Long ago, before economic models developed their current levels of sophistication, it used to be that the goal of a government’s economic policy was to bring prosperity to its citizens; in other words, to raise the general level of material comfort, while at the same time reducing the amount of toil required to attain that end.
However, due to the blather spouted by modern economists, success is no longer measured in those terms. Instead, governments simply look to pump up nominal levels of gross domestic product (GDP), while simultaneously catering to the needs of entrenched political classes. As exports feed directly into GDP, currency devaluation has been widely used as a means to boost exports and therefore achieve ‘prosperity.’ In this model, selling is an end unto itself. There is no focus whatsoever paid to the obviously negative consequences of currency debasement: diminished purchasing power and lowered living standards.
Way back in the 20th century, a nation’s currency was viewed much as a company’s stock price. The reliability, competitiveness, and growth of a national economy usually translated into a strong currency. This system made sense.
Countries that offered the most fertile soil for investment capital or that made products other countries wanted would attract funds from abroad. Demand for the currency of these “blue chip” countries (which was needed to invest or buy locally) would inevitably push up the value of the currency. And so, much as shareholders of successful companies are rewarded by higher stock prices, citizens of successful countries were rewarded with stronger currencies – with which they could buy more goods and services both domestically and internationally, raising their living standards.
But all that has changed in recent years. With a strategy that seems to be taken from the playbook of Sam Walton, governments now look to take market share from competitors by lowering the cost of their exports. To do this, they have adopted a beggar-thyself policy of habitual currency debasement. Although such a move may benefit those who buy the products, it is a burden to the country’s own workers who, like Wal-Mart employees, have to get by on subsistence wages.

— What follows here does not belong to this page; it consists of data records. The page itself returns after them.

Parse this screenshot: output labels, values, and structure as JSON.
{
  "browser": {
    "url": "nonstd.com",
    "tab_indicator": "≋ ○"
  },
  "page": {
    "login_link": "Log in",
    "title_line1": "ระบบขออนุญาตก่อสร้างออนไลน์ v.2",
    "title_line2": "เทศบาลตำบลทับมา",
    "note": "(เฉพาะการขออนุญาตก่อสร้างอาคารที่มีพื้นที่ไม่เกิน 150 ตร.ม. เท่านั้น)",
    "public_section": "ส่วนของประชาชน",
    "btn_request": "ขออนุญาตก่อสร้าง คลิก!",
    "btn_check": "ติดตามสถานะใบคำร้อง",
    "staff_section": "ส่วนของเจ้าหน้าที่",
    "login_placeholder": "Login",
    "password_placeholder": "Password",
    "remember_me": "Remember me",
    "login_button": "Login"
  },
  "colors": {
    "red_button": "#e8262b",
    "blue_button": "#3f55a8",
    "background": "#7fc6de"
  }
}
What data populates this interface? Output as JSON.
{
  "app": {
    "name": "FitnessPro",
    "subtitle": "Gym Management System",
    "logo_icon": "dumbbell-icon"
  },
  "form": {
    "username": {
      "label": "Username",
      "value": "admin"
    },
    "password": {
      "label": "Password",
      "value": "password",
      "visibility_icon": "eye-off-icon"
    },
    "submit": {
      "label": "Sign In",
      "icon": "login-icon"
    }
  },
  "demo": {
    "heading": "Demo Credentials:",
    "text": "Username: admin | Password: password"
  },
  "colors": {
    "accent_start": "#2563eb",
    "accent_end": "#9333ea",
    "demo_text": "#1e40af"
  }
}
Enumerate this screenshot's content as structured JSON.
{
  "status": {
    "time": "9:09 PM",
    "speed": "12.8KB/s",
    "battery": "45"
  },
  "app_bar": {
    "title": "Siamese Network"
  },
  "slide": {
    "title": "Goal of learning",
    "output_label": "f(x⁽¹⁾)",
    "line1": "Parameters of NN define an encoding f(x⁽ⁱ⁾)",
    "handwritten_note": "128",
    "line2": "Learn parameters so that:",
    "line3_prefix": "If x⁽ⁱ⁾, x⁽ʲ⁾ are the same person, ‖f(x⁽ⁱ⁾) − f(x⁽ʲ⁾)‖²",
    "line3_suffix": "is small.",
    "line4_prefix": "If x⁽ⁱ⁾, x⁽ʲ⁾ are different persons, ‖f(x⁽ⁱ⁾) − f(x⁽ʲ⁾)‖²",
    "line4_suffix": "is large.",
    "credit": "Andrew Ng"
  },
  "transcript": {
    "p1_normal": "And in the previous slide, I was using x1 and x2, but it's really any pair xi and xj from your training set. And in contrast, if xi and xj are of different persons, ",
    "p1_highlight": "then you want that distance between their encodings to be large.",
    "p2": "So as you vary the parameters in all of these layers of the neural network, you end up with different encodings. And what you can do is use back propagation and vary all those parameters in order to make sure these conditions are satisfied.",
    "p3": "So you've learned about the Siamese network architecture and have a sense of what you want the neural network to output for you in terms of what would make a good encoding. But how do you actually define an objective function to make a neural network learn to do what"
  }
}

While the markets like a low-cost provider, this is not a niche that everyone can, or should, fill. While some will compete only on price, more successful ventures